Teamwork Saves Stroke Patient’s Life
Harry Meendering was sitting on a folding chair at his shop in Hull, Iowa, taking a coffee break with his coworker. That’s just about the last thing he remembers.
He does remember the EMTs in the ambulance and the medical staff talking to him, and the sound of the helicopter that rushed him to Avera McKennan Hospital & University Health Center. He couldn’t respond because of the stroke that had led to a seizure and had affected his ability to speak.
“I’m so thankful things unfolded the way they did, and I can’t say enough about how much I appreciate what everyone did to help me, from the paramedics to Drs. Alex Linn and Kristen Jost and their closely knit rehab team,” Meendering said. “Even a small delay could have led to a much different situation.”
Team Approach from Start to Finish
The stroke Meendering faced happened in October 2019, after a week when he’d had headaches and nausea. What was thought to be an inner-ear infection cleared up once he started some medication, and back he went to his cabinet-making business. Good fortune as well as a talented team played important parts in the successful treatment of his stroke.

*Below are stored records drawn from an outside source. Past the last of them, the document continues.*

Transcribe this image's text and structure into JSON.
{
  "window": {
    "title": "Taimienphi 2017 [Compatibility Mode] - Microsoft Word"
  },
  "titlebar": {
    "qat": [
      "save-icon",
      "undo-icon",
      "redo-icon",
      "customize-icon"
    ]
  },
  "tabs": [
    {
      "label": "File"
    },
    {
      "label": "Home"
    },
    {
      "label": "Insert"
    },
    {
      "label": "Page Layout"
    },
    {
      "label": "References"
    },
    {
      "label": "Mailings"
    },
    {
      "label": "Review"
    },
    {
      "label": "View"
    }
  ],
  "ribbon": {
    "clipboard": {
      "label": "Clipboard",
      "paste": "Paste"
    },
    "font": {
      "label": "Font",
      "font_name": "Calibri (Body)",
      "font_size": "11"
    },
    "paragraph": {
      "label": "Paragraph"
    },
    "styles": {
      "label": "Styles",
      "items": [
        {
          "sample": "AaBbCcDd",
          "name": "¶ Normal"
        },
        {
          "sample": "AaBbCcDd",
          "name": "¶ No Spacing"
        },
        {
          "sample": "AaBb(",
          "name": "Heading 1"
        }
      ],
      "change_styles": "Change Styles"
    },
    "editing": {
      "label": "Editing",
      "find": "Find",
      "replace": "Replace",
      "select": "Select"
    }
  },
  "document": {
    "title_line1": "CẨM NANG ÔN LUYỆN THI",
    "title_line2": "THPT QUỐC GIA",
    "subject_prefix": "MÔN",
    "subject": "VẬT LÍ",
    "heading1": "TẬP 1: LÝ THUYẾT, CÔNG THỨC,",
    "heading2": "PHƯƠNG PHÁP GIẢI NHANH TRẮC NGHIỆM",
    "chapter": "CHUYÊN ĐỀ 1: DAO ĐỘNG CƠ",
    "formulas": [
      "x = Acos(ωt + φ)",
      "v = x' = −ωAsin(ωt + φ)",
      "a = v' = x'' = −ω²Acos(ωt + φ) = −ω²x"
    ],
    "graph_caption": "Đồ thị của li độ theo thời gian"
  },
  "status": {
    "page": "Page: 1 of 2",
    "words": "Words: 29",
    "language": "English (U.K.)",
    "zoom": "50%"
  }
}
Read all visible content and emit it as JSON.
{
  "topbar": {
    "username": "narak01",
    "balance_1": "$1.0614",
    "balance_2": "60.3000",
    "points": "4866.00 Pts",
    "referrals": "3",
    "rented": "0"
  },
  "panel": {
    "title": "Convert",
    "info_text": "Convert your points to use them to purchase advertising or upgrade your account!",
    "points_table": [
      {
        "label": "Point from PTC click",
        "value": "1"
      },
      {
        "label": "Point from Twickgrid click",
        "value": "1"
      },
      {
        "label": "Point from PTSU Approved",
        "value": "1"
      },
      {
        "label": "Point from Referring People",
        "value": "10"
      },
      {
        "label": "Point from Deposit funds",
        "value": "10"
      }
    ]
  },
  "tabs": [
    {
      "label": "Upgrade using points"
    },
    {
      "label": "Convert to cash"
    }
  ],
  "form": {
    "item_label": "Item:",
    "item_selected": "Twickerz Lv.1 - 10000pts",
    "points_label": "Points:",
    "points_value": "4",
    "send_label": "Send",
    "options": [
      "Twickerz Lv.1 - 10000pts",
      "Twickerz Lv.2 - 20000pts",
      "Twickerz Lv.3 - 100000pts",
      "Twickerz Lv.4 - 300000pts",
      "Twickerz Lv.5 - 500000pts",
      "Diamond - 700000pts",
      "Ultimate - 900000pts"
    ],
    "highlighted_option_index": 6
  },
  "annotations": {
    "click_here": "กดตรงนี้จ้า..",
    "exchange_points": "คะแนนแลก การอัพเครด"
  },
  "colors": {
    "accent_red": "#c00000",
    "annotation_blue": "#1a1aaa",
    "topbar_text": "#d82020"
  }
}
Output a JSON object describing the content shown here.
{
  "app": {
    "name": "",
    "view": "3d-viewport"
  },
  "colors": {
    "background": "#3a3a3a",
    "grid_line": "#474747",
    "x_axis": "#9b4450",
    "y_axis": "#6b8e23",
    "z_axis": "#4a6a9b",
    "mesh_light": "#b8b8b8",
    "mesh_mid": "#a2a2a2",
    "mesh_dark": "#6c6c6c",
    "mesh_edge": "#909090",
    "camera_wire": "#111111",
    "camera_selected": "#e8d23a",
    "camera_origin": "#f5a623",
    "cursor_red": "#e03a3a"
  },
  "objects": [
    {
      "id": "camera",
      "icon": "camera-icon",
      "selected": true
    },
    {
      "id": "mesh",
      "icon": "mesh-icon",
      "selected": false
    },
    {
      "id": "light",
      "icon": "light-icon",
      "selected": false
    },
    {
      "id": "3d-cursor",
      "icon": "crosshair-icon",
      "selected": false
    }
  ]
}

“They told me the EMT was only a block away and came right away after they called 911. I’m so glad my coworker called them right away,” the 72-year-old said. “They got me on the ambulance and to Sioux Center (Iowa) fast. I remember people asking me questions, and I remember the nurse on the helicopter talking to me, too.”
Avera Careflight took Meendering to the Avera McKennan emergency department where tests were conducted. Dolores Meendering went with her husband.
“Everyone moved fast because we all knew time was short,” she said. “I’d tell anyone – get help fast if you think there’s a stroke. He had what they call a lightning strike stroke. There were no signs – it just came out of the blue. He was feeling really good right up to the moment.”
Intervention and Explanation
Alex Linn, MD, is a neuroendovascular specialist with Avera Brain & Spine Institute. He treated the stroke Meendering faced with a series of procedures.
“The nature of his stroke, as well as the location, was unusual, and the images showed he had significant bleeding in his brain, near the back of his skull,” said Linn. “There were a number of clots, and they were preventing blood from flowing out of places it should.”
Over three days, Linn used wire-guided catheters to conduct three interventions, removing the clots and infusing blood-thinning medications to clear things up.
“Dr. Linn was so good about explaining everything,” Dolores said. “He was very personable and spelled out the fact we needed to move quickly.”
Collaboration and Rehab
Harry responded to the treatments, spent time in the intensive care unit and then transferred to Avera McKennan’s Inpatient Rehabilitation floor.
“We worked with Harry on daily living activities, and we centered his goals around those activities, including independence with walking, transfers, dressing, bathing and speech. It was truly a multidisciplinary approach, proven to speed recovery,” said physician Kristen Jost, MD, a physiatry specialist who worked with Meendering. “Our evidence-based approaches include at least three hours of therapy six to seven days each week, with a focus on Harry’s rehabilitation. During his treatment course, we collaborated closely with Dr. Linn and other specialists. That’s an advantage our floor offers – we are fully engaged with a tremendous number of experts, and we’re all focused on the patient’s needs.”
For two weeks, Jost and the rehab team helped Harry regain function, including speech.
“It was a process, and I needed to learn how to do things in different ways,” Harry said. “It’s like a flooded road, when you need to take a detour. Your brain learns to find another route to get the information where it needs to go.”
Linn said the overall effort included many professionals who deserve attention.
“The EMTs did a great job, and the team in rehab really worked with him to bring about this remarkable recovery,” said Linn. “The pivotal role the paramedics provided makes them unsung heroes. Our rehab floor also needs to be lifted up – they seamlessly combine so many medical disciplines, from pulmonary to brain and spine, so every patient’s treatment approach is fine-tuned to exactly what they need to succeed.”
In April, Dolores and Harry returned for an appointment with Dr. Linn, and while pandemic-related restrictions were in place, they felt at ease – and got great news.
“The images showed that everything was pristine in the area where it happened,” Harry said.
Harry is now back in his workshop crafting custom cabinetry, feeling as he said “100%.”
“We cannot thank everyone enough. We thank God, because miracles do happen,” Dolores said. “God is good. We especially thank Dr. Linn and all the staff at Avera for this second chance they gave us.”
A stroke is a "brain attack" and an emergency. Learn how to react if you or someone you love faces stroke.